▸ Exercise
What you return must match the records below exactly, apart from the omitted pictures.

======== Data provided ========

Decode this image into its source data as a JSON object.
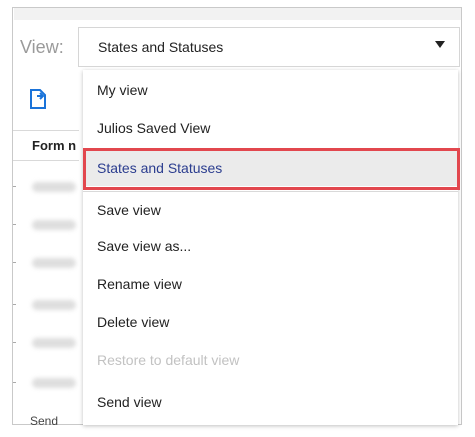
{
  "view": {
    "label": "View:",
    "selected_value": "States and Statuses"
  },
  "table": {
    "column_header": "Form n",
    "bottom_text": "Send"
  },
  "menu": {
    "items": [
      {
        "label": "My view",
        "state": "normal"
      },
      {
        "label": "Julios Saved View",
        "state": "normal"
      },
      {
        "label": "States and Statuses",
        "state": "selected"
      },
      {
        "label": "Save view",
        "state": "normal"
      },
      {
        "label": "Save view as...",
        "state": "normal"
      },
      {
        "label": "Rename view",
        "state": "normal"
      },
      {
        "label": "Delete view",
        "state": "normal"
      },
      {
        "label": "Restore to default view",
        "state": "disabled"
      },
      {
        "label": "Send view",
        "state": "normal"
      }
    ]
  },
  "colors": {
    "highlight_border": "#e2474e",
    "selected_text": "#2b3d8f",
    "selected_bg": "#ebebeb"
  }
}
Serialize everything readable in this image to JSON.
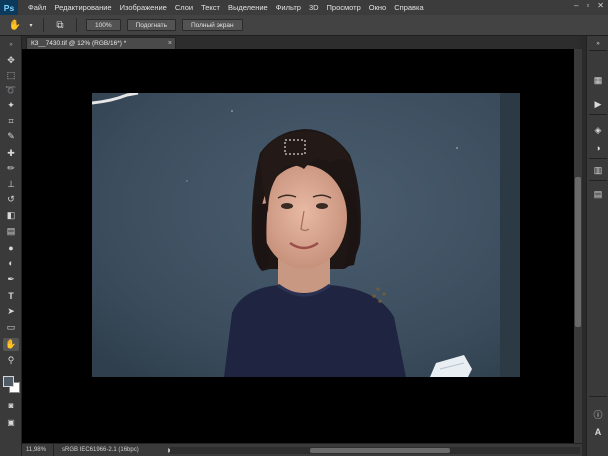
{
  "app": {
    "logo": "Ps"
  },
  "menu": [
    "Файл",
    "Редактирование",
    "Изображение",
    "Слои",
    "Текст",
    "Выделение",
    "Фильтр",
    "3D",
    "Просмотр",
    "Окно",
    "Справка"
  ],
  "window_controls": {
    "minimize": "–",
    "restore": "▫",
    "close": "✕"
  },
  "options": {
    "zoom_100": "100%",
    "fit_screen": "Подогнать",
    "full_screen": "Полный экран"
  },
  "document": {
    "tab_title": "К3__7430.tif @ 12% (RGB/16*) *",
    "close": "×"
  },
  "status": {
    "zoom": "11,98%",
    "profile": "sRGB IEC61966-2.1 (16bpc)",
    "arrow": "▶"
  },
  "tools": [
    {
      "icon": "move-icon",
      "glyph": "✥"
    },
    {
      "icon": "marquee-icon",
      "glyph": "⬚"
    },
    {
      "icon": "lasso-icon",
      "glyph": "➰"
    },
    {
      "icon": "magic-wand-icon",
      "glyph": "✦"
    },
    {
      "icon": "crop-icon",
      "glyph": "⌗"
    },
    {
      "icon": "eyedropper-icon",
      "glyph": "✎"
    },
    {
      "icon": "healing-brush-icon",
      "glyph": "✚"
    },
    {
      "icon": "brush-icon",
      "glyph": "✏"
    },
    {
      "icon": "clone-stamp-icon",
      "glyph": "⊥"
    },
    {
      "icon": "history-brush-icon",
      "glyph": "↺"
    },
    {
      "icon": "eraser-icon",
      "glyph": "◧"
    },
    {
      "icon": "gradient-icon",
      "glyph": "▤"
    },
    {
      "icon": "blur-icon",
      "glyph": "●"
    },
    {
      "icon": "dodge-icon",
      "glyph": "◐"
    },
    {
      "icon": "pen-icon",
      "glyph": "✒"
    },
    {
      "icon": "type-icon",
      "glyph": "T"
    },
    {
      "icon": "path-selection-icon",
      "glyph": "➤"
    },
    {
      "icon": "rectangle-icon",
      "glyph": "▭"
    },
    {
      "icon": "hand-icon",
      "glyph": "✋"
    },
    {
      "icon": "zoom-icon",
      "glyph": "⚲"
    }
  ],
  "dock_icons": [
    {
      "icon": "collapse-icon",
      "glyph": "»"
    },
    {
      "icon": "history-panel-icon",
      "glyph": "▦"
    },
    {
      "icon": "actions-panel-icon",
      "glyph": "▶"
    },
    {
      "icon": "layers-panel-icon",
      "glyph": "◈"
    },
    {
      "icon": "adjustments-panel-icon",
      "glyph": "◑"
    },
    {
      "icon": "histogram-panel-icon",
      "glyph": "▥"
    },
    {
      "icon": "color-panel-icon",
      "glyph": "✿"
    },
    {
      "icon": "swatches-panel-icon",
      "glyph": "▤"
    },
    {
      "icon": "info-panel-icon",
      "glyph": "ⓘ"
    },
    {
      "icon": "character-panel-icon",
      "glyph": "A"
    }
  ],
  "colors": {
    "foreground": "#4f5c68",
    "background": "#ffffff",
    "backdrop": "#3d4e5d"
  }
}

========

▸ Answer box
Decode this image into its source data as a JSON object.
{
  "view": {
    "label": "View:",
    "selected_value": "States and Statuses"
  },
  "table": {
    "column_header": "Form n",
    "bottom_text": "Send"
  },
  "menu": {
    "items": [
      {
        "label": "My view",
        "state": "normal"
      },
      {
        "label": "Julios Saved View",
        "state": "normal"
      },
      {
        "label": "States and Statuses",
        "state": "selected"
      },
      {
        "label": "Save view",
        "state": "normal"
      },
      {
        "label": "Save view as...",
        "state": "normal"
      },
      {
        "label": "Rename view",
        "state": "normal"
      },
      {
        "label": "Delete view",
        "state": "normal"
      },
      {
        "label": "Restore to default view",
        "state": "disabled"
      },
      {
        "label": "Send view",
        "state": "normal"
      }
    ]
  },
  "colors": {
    "highlight_border": "#e2474e",
    "selected_text": "#2b3d8f",
    "selected_bg": "#ebebeb"
  }
}
Serialize everything readable in this image to JSON.
{
  "app": {
    "logo": "Ps"
  },
  "menu": [
    "Файл",
    "Редактирование",
    "Изображение",
    "Слои",
    "Текст",
    "Выделение",
    "Фильтр",
    "3D",
    "Просмотр",
    "Окно",
    "Справка"
  ],
  "window_controls": {
    "minimize": "–",
    "restore": "▫",
    "close": "✕"
  },
  "options": {
    "zoom_100": "100%",
    "fit_screen": "Подогнать",
    "full_screen": "Полный экран"
  },
  "document": {
    "tab_title": "К3__7430.tif @ 12% (RGB/16*) *",
    "close": "×"
  },
  "status": {
    "zoom": "11,98%",
    "profile": "sRGB IEC61966-2.1 (16bpc)",
    "arrow": "▶"
  },
  "tools": [
    {
      "icon": "move-icon",
      "glyph": "✥"
    },
    {
      "icon": "marquee-icon",
      "glyph": "⬚"
    },
    {
      "icon": "lasso-icon",
      "glyph": "➰"
    },
    {
      "icon": "magic-wand-icon",
      "glyph": "✦"
    },
    {
      "icon": "crop-icon",
      "glyph": "⌗"
    },
    {
      "icon": "eyedropper-icon",
      "glyph": "✎"
    },
    {
      "icon": "healing-brush-icon",
      "glyph": "✚"
    },
    {
      "icon": "brush-icon",
      "glyph": "✏"
    },
    {
      "icon": "clone-stamp-icon",
      "glyph": "⊥"
    },
    {
      "icon": "history-brush-icon",
      "glyph": "↺"
    },
    {
      "icon": "eraser-icon",
      "glyph": "◧"
    },
    {
      "icon": "gradient-icon",
      "glyph": "▤"
    },
    {
      "icon": "blur-icon",
      "glyph": "●"
    },
    {
      "icon": "dodge-icon",
      "glyph": "◐"
    },
    {
      "icon": "pen-icon",
      "glyph": "✒"
    },
    {
      "icon": "type-icon",
      "glyph": "T"
    },
    {
      "icon": "path-selection-icon",
      "glyph": "➤"
    },
    {
      "icon": "rectangle-icon",
      "glyph": "▭"
    },
    {
      "icon": "hand-icon",
      "glyph": "✋"
    },
    {
      "icon": "zoom-icon",
      "glyph": "⚲"
    }
  ],
  "dock_icons": [
    {
      "icon": "collapse-icon",
      "glyph": "»"
    },
    {
      "icon": "history-panel-icon",
      "glyph": "▦"
    },
    {
      "icon": "actions-panel-icon",
      "glyph": "▶"
    },
    {
      "icon": "layers-panel-icon",
      "glyph": "◈"
    },
    {
      "icon": "adjustments-panel-icon",
      "glyph": "◑"
    },
    {
      "icon": "histogram-panel-icon",
      "glyph": "▥"
    },
    {
      "icon": "color-panel-icon",
      "glyph": "✿"
    },
    {
      "icon": "swatches-panel-icon",
      "glyph": "▤"
    },
    {
      "icon": "info-panel-icon",
      "glyph": "ⓘ"
    },
    {
      "icon": "character-panel-icon",
      "glyph": "A"
    }
  ],
  "colors": {
    "foreground": "#4f5c68",
    "background": "#ffffff",
    "backdrop": "#3d4e5d"
  }
}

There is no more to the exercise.